**LISTED RECORDS**
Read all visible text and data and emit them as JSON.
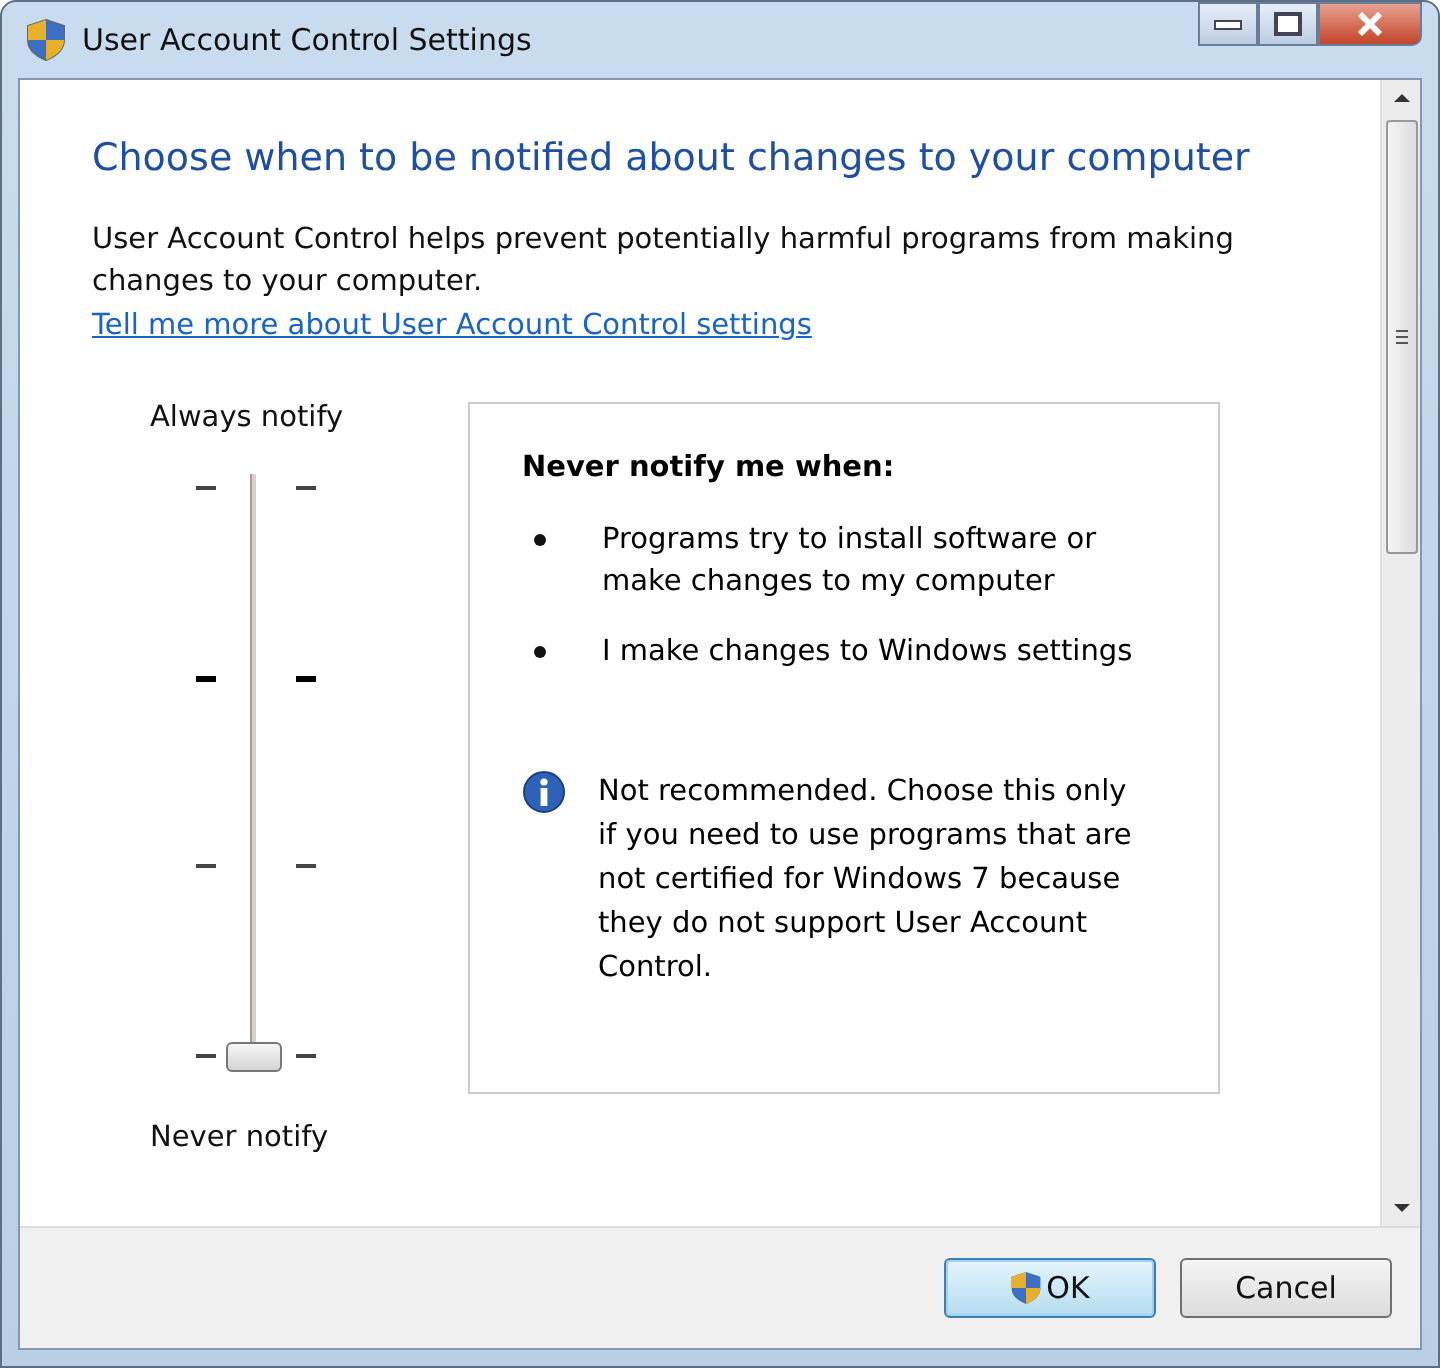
{
  "window": {
    "title": "User Account Control Settings"
  },
  "heading": "Choose when to be notified about changes to your computer",
  "description": "User Account Control helps prevent potentially harmful programs from making changes to your computer.",
  "link": "Tell me more about User Account Control settings",
  "slider": {
    "top_label": "Always notify",
    "bottom_label": "Never notify",
    "level": 0
  },
  "info_panel": {
    "title": "Never notify me when:",
    "bullets": [
      "Programs try to install software or make changes to my computer",
      "I make changes to Windows settings"
    ],
    "note": "Not recommended. Choose this only if you need to use programs that are not certified for Windows 7 because they do not support User Account Control."
  },
  "buttons": [
    {
      "label": "OK",
      "kind": "default"
    },
    {
      "label": "Cancel",
      "kind": "normal"
    }
  ]
}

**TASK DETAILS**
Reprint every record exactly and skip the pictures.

**YOUR SOLUTION**
Read all visible text and data and emit them as JSON.
{
  "window": {
    "title": "User Account Control Settings"
  },
  "heading": "Choose when to be notified about changes to your computer",
  "description": "User Account Control helps prevent potentially harmful programs from making changes to your computer.",
  "link": "Tell me more about User Account Control settings",
  "slider": {
    "top_label": "Always notify",
    "bottom_label": "Never notify",
    "level": 0
  },
  "info_panel": {
    "title": "Never notify me when:",
    "bullets": [
      "Programs try to install software or make changes to my computer",
      "I make changes to Windows settings"
    ],
    "note": "Not recommended. Choose this only if you need to use programs that are not certified for Windows 7 because they do not support User Account Control."
  },
  "buttons": [
    {
      "label": "OK",
      "kind": "default"
    },
    {
      "label": "Cancel",
      "kind": "normal"
    }
  ]
}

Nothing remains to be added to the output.